I have written about Georges Méliès before elsewhere, but here I wish to emphasize his interesting depiction of the Devil, so early in cinematic history. There are (and presumably were) many different interpretations of this particular depiction. Maybe it’s the constraints of the time, but this particular Devil seems to be played for comedic effect as opposed to sheer shock and horror. Essentially then, this was arguably an early piece of comedy-horror. It seems also to make fun of evil and superstitions. If you pay close attention to the action, you’ll surely recognize some classic elements of slapstick. Basically, some of these things could be called gags, and they almost have a “Three Stooges” vibe. Obviously, humor is a very common element to modern horror as well, so Méliès’ film suggests there’s a common element to laughter and fear. Both involve heightened emotions, and both can play off each other in interesting ways.
Similarly, the themes of good and evil easily feed into one another. There’s a common conception in horror that you can’t have light without darkness. Then again, that’s not just about horror, but possibly everyday experience. As much as we try to appreciate the good in life, we sometimes must observe and deal with evil or crazy things, including our own “dark” thoughts. I think horror can help us navigate this process safely, even though it’s accused of leading people astray. No doubt the early filmmakers faced such criticisms, and would still face them by modern viewers. Still, The Haunted Castle takes the good with the bad, as evil is thwarted in a short period of time, and peace is restored through some impressive early cinematic trickery.
So, if anyone ever mentions Georges Méliès as an influential science fiction filmmaker, tell them about The Haunted Castle and how he was an early innovator in the horror genre, too.

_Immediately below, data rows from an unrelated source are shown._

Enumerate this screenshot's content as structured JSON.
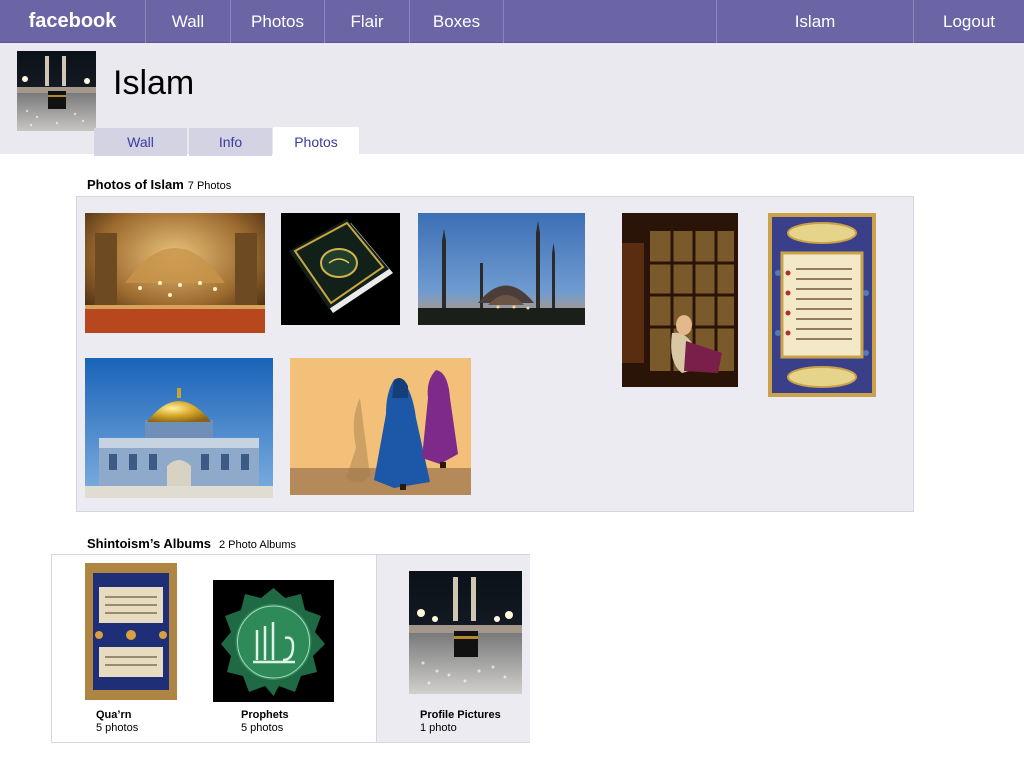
{
  "nav": {
    "logo": "facebook",
    "items": [
      "Wall",
      "Photos",
      "Flair",
      "Boxes"
    ],
    "profile_link": "Islam",
    "logout": "Logout"
  },
  "profile": {
    "name": "Islam",
    "tabs": [
      {
        "label": "Wall",
        "active": false
      },
      {
        "label": "Info",
        "active": false
      },
      {
        "label": "Photos",
        "active": true
      }
    ]
  },
  "photos_section": {
    "title": "Photos of Islam",
    "count": "7 Photos",
    "photos": [
      {
        "subject": "mosque-interior"
      },
      {
        "subject": "quran-book"
      },
      {
        "subject": "blue-mosque-dusk"
      },
      {
        "subject": "woman-at-window"
      },
      {
        "subject": "illuminated-manuscript"
      },
      {
        "subject": "dome-of-the-rock"
      },
      {
        "subject": "women-in-burqas"
      }
    ]
  },
  "albums_section": {
    "title": "Shintoism’s Albums",
    "count": "2 Photo Albums",
    "albums": [
      {
        "name": "Qua’rn",
        "count": "5 photos"
      },
      {
        "name": "Prophets",
        "count": "5 photos"
      },
      {
        "name": "Profile Pictures",
        "count": "1 photo"
      }
    ]
  },
  "colors": {
    "nav_bg": "#6b64a5",
    "header_bg": "#e9e9ef",
    "link": "#3b3a9e",
    "panel_bg": "#ebebf1"
  }
}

While he’ll always be more recognized for iconic scenes from A Trip to the Moon (1902), The Haunted Castle should probably get more recognition as an early milestone in horror cinema.